** Exercise materials follows **
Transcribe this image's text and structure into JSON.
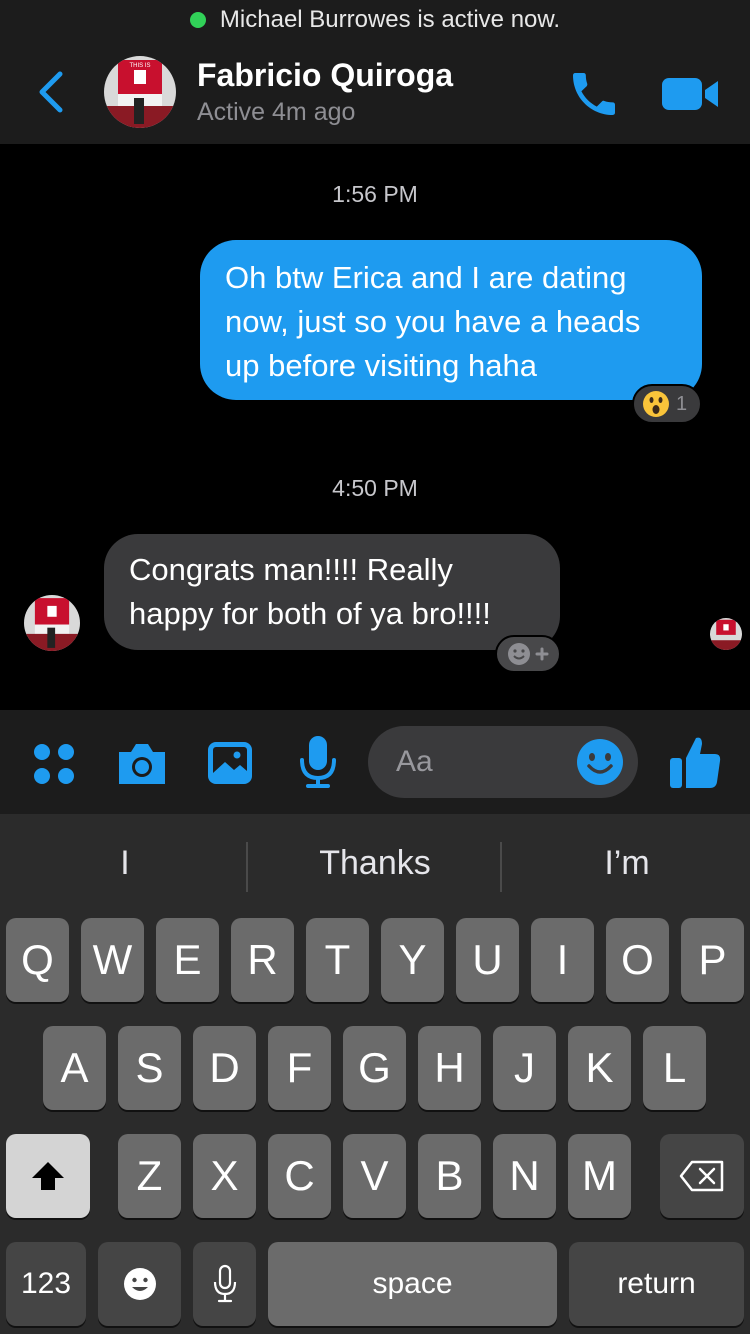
{
  "banner": {
    "text": "Michael Burrowes is active now."
  },
  "header": {
    "contact_name": "Fabricio Quiroga",
    "status": "Active 4m ago",
    "avatar_text": "THIS IS"
  },
  "messages": [
    {
      "timestamp": "1:56 PM",
      "text_lines": [
        "Oh btw Erica and I are dating",
        "now, just so you have a heads",
        "up before visiting haha"
      ],
      "reaction_count": "1"
    },
    {
      "timestamp": "4:50 PM",
      "text_lines": [
        "Congrats man!!!! Really",
        "happy for both of ya bro!!!!"
      ]
    }
  ],
  "composer": {
    "placeholder": "Aa"
  },
  "keyboard": {
    "suggestions": [
      "I",
      "Thanks",
      "I’m"
    ],
    "row1": [
      "Q",
      "W",
      "E",
      "R",
      "T",
      "Y",
      "U",
      "I",
      "O",
      "P"
    ],
    "row2": [
      "A",
      "S",
      "D",
      "F",
      "G",
      "H",
      "J",
      "K",
      "L"
    ],
    "row3": [
      "Z",
      "X",
      "C",
      "V",
      "B",
      "N",
      "M"
    ],
    "numbers_label": "123",
    "space_label": "space",
    "return_label": "return"
  },
  "colors": {
    "accent": "#1e9bf0",
    "online": "#31d158",
    "bubble_in": "#3a3a3c"
  }
}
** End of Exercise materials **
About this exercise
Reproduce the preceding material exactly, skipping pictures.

Solution for this exercise
Transcribe this image's text and structure into JSON.
{
  "banner": {
    "text": "Michael Burrowes is active now."
  },
  "header": {
    "contact_name": "Fabricio Quiroga",
    "status": "Active 4m ago",
    "avatar_text": "THIS IS"
  },
  "messages": [
    {
      "timestamp": "1:56 PM",
      "text_lines": [
        "Oh btw Erica and I are dating",
        "now, just so you have a heads",
        "up before visiting haha"
      ],
      "reaction_count": "1"
    },
    {
      "timestamp": "4:50 PM",
      "text_lines": [
        "Congrats man!!!! Really",
        "happy for both of ya bro!!!!"
      ]
    }
  ],
  "composer": {
    "placeholder": "Aa"
  },
  "keyboard": {
    "suggestions": [
      "I",
      "Thanks",
      "I’m"
    ],
    "row1": [
      "Q",
      "W",
      "E",
      "R",
      "T",
      "Y",
      "U",
      "I",
      "O",
      "P"
    ],
    "row2": [
      "A",
      "S",
      "D",
      "F",
      "G",
      "H",
      "J",
      "K",
      "L"
    ],
    "row3": [
      "Z",
      "X",
      "C",
      "V",
      "B",
      "N",
      "M"
    ],
    "numbers_label": "123",
    "space_label": "space",
    "return_label": "return"
  },
  "colors": {
    "accent": "#1e9bf0",
    "online": "#31d158",
    "bubble_in": "#3a3a3c"
  }
}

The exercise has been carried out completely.